PRINT December 2003

FILM: Best of 2003

Stephanie Zacharek


1. Lost in Translation (Sofia Coppola) A sustained mood of rapturous melancholy infuses this exquisite jet-lag romance.

2. To Be and To Have (Nicolas Philibert) A documentary about a French country school that cuts to the heart of the anxieties and joys of childhood and the vocation of teaching, sentimentalizing neither.

3. Spellbound (Jeffrey Blitz) Blitz’s wonderful documentary about the National Spelling Bee features the screen’s most suspenseful moments since Al Pacino’s restaurant scene in The Godfather.
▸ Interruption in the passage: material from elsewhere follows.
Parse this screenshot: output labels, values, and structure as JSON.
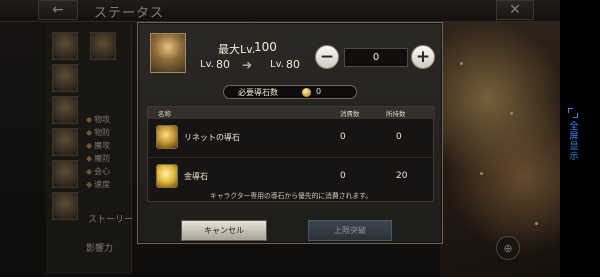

4. A Mighty Wind (Christopher Guest) Guest’s multilayered mockumentary about ’60s folk singers pokes fun at our nostalgia for a lost era, even as he makes us feel something for the people who stayed lost in it.

5. School of Rock (Richard Linklater) A good-for-nothing layabout makes a bunch of school kids hip to the transformative power of rock ’n’ roll, in the kind of smartly crafted mainstream comedy we thought no one knew how to make anymore.

6. American Splendor (Shari Springer Berman and Robert Pulcini) Softhearted but not softheaded, the story of comic-book author Harvey Pekar finds affirmation in crankiness.

7. Winged Migration (Jacques Perrin) Perrin changes forever the way we look at birds.

8. Masked and Anonymous (Larry Charles) Wild and strange and obliquely hilarious: Bob Dylan gives us one giant mess of a rumination on American idealism, fame, and the commodification of music.

9. Pistol Opera (Seijun Suzuki) Looks like no other picture I’ve seen in years—a vivid Japanese dreamscape as it might have been reimagined by Piet Mondrian.

10. The Dancer Upstairs (John Malkovich) An elegant yet raw political thriller that’s less about rebel terrorists than about the damage we do to ourselves and others while just trying to live.